Does an excellent job assembling pieces and preparing viewers for the larger picture but disappoints in its ability to tell a stand-alone story.
Plays out with as much (or more) suspense than any conventional thriller as the cameras capture every step of the treacherous ascent.
For those who can get past the shaky-cam aspect that infects the cinematography, this is an involving look back in time at one of the most significant human endeavors of the last century.
While there are a few moments in the movie that can be said to be Moore at his best, the production as a whole may be Moore at his worst.
A fully disengaged brain is probably the key to enjoyment.

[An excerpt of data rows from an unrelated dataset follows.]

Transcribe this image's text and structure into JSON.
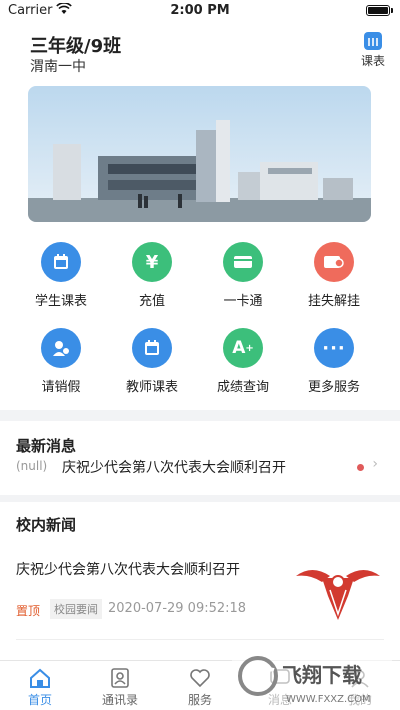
{
  "status_bar": {
    "carrier": "Carrier",
    "time": "2:00 PM"
  },
  "header": {
    "class_title": "三年级/9班",
    "school": "渭南一中",
    "schedule_label": "课表"
  },
  "grid": [
    {
      "label": "学生课表",
      "icon": "calendar-icon",
      "color": "#3a8ee6"
    },
    {
      "label": "充值",
      "icon": "yen-icon",
      "color": "#3cbf7b"
    },
    {
      "label": "一卡通",
      "icon": "card-icon",
      "color": "#3cbf7b"
    },
    {
      "label": "挂失解挂",
      "icon": "card-lock-icon",
      "color": "#ef6b5c"
    },
    {
      "label": "请销假",
      "icon": "leave-icon",
      "color": "#3a8ee6"
    },
    {
      "label": "教师课表",
      "icon": "calendar-icon",
      "color": "#3a8ee6"
    },
    {
      "label": "成绩查询",
      "icon": "grade-icon",
      "color": "#3cbf7b"
    },
    {
      "label": "更多服务",
      "icon": "more-icon",
      "color": "#3a8ee6"
    }
  ],
  "latest": {
    "title": "最新消息",
    "tag": "(null)",
    "headline": "庆祝少代会第八次代表大会顺利召开"
  },
  "campus_news": {
    "title": "校内新闻",
    "article_title": "庆祝少代会第八次代表大会顺利召开",
    "pin_label": "置顶",
    "category": "校园要闻",
    "date": "2020-07-29 09:52:18"
  },
  "tabbar": [
    {
      "label": "首页",
      "icon": "home-icon",
      "active": true
    },
    {
      "label": "通讯录",
      "icon": "contacts-icon",
      "active": false
    },
    {
      "label": "服务",
      "icon": "heart-icon",
      "active": false
    },
    {
      "label": "消息",
      "icon": "message-icon",
      "active": false
    },
    {
      "label": "我的",
      "icon": "profile-icon",
      "active": false
    }
  ],
  "watermark": {
    "text": "飞翔下载",
    "url": "WWW.FXXZ.COM"
  },
  "colors": {
    "accent": "#3a8ee6",
    "green": "#3cbf7b",
    "red": "#ef6b5c"
  }
}
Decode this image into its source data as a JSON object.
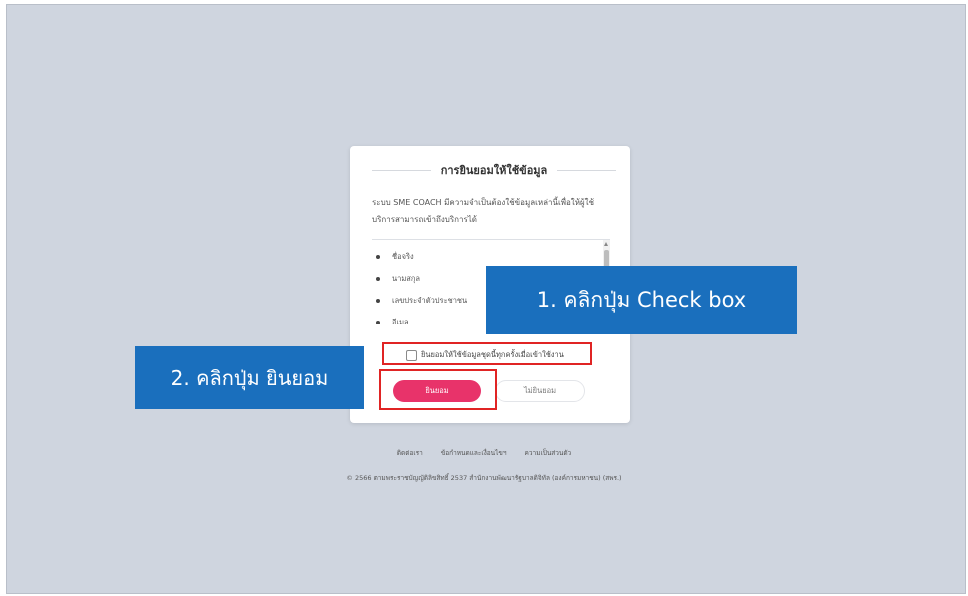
{
  "consent_dialog": {
    "title": "การยินยอมให้ใช้ข้อมูล",
    "description": "ระบบ SME COACH มีความจำเป็นต้องใช้ข้อมูลเหล่านี้เพื่อให้ผู้ใช้บริการสามารถเข้าถึงบริการได้",
    "data_items": [
      "ชื่อจริง",
      "นามสกุล",
      "เลขประจำตัวประชาชน",
      "อีเมล"
    ],
    "checkbox_label": "ยินยอมให้ใช้ข้อมูลชุดนี้ทุกครั้งเมื่อเข้าใช้งาน",
    "checkbox_checked": false,
    "accept_label": "ยินยอม",
    "decline_label": "ไม่ยินยอม",
    "accent_color": "#e8336a"
  },
  "footer": {
    "links": [
      "ติดต่อเรา",
      "ข้อกำหนดและเงื่อนไขฯ",
      "ความเป็นส่วนตัว"
    ],
    "copyright": "© 2566 ตามพระราชบัญญัติลิขสิทธิ์ 2537 สำนักงานพัฒนารัฐบาลดิจิทัล (องค์การมหาชน) (สพร.)"
  },
  "annotations": {
    "step1": "1. คลิกปุ่ม Check box",
    "step2": "2. คลิกปุ่ม ยินยอม",
    "callout_color": "#1a6fbd",
    "highlight_color": "#e02424"
  }
}
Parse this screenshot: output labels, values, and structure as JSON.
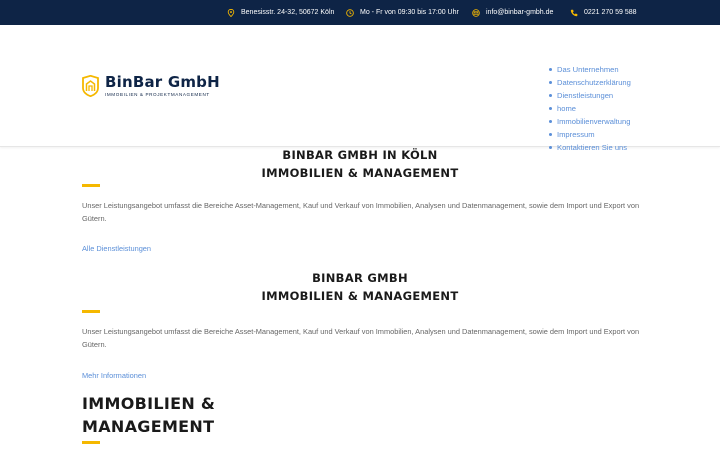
{
  "topbar": {
    "address": "Benesisstr. 24-32, 50672 Köln",
    "hours": "Mo - Fr von 09:30 bis 17:00 Uhr",
    "email": "info@binbar-gmbh.de",
    "phone": "0221 270 59 588",
    "icons": [
      "map-pin-icon",
      "clock-icon",
      "mail-icon",
      "phone-icon"
    ],
    "background": "#0e2446",
    "icon_color": "#f5b800"
  },
  "logo": {
    "name": "BinBar GmbH",
    "subtitle": "IMMOBILIEN & PROJEKTMANAGEMENT"
  },
  "nav": {
    "items": [
      "Das Unternehmen",
      "Datenschutzerklärung",
      "Dienstleistungen",
      "home",
      "Immobilienverwaltung",
      "Impressum",
      "Kontaktieren Sie uns"
    ],
    "link_color": "#5b8fd8"
  },
  "sections": [
    {
      "title_line1": "BINBAR GMBH IN KÖLN",
      "title_line2": "IMMOBILIEN & MANAGEMENT",
      "text": "Unser Leistungsangebot umfasst die Bereiche Asset-Management, Kauf und Verkauf von Immobilien, Analysen und Datenmanagement, sowie dem Import und Export von Gütern.",
      "link": "Alle Dienstleistungen"
    },
    {
      "title_line1": "BINBAR GMBH",
      "title_line2": "IMMOBILIEN & MANAGEMENT",
      "text": "Unser Leistungsangebot umfasst die Bereiche Asset-Management, Kauf und Verkauf von Immobilien, Analysen und Datenmanagement, sowie dem Import und Export von Gütern.",
      "link": "Mehr Informationen"
    }
  ],
  "third_heading": {
    "line1": "IMMOBILIEN &",
    "line2": "MANAGEMENT"
  },
  "accent_color": "#f5b800"
}
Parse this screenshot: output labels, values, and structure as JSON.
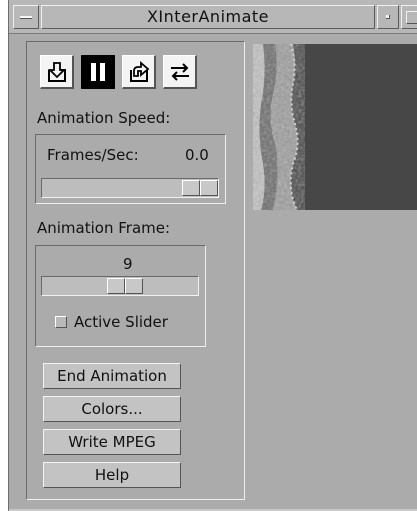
{
  "window": {
    "title": "XInterAnimate"
  },
  "toolbar": {
    "buttons": [
      {
        "name": "step-backward",
        "icon": "step-backward-icon"
      },
      {
        "name": "pause",
        "icon": "pause-icon",
        "active": true
      },
      {
        "name": "step-forward",
        "icon": "step-forward-icon"
      },
      {
        "name": "loop",
        "icon": "loop-icon"
      }
    ]
  },
  "speed": {
    "heading": "Animation Speed:",
    "frames_label": "Frames/Sec:",
    "frames_value": "0.0",
    "slider_fraction": 0.92
  },
  "frame": {
    "heading": "Animation Frame:",
    "value": "9",
    "slider_fraction": 0.53,
    "active_slider_label": "Active Slider",
    "active_slider_checked": false
  },
  "actions": {
    "end_animation": "End Animation",
    "colors": "Colors...",
    "write_mpeg": "Write MPEG",
    "help": "Help"
  },
  "colors": {
    "window_bg": "#ababab",
    "image_bg": "#474747",
    "image_edge": "#b0b0b0"
  }
}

Even basic logic engenders a recognition of how truly stupid this screenplay is.
While there are gunfights and everything concludes with a big shoot-out, the complexity of the situation is anything but standard-order fare for a Western.
Light on backstory and details and strong on adrenaline and testosterone...not unlike the three films that came before it.
Although entertaining throughout and occasionally moving, the film is less an epic drama than an historically-based soap opera.
The cast is top-notch and the characters are sufficiently likable but the movie’s vanilla narrative repeatedly offers unsurprising plot points.
Although there are numerous problems with "Fifty Shades Freed," the fundamental one is also the most obvious: the lack of a compelling story.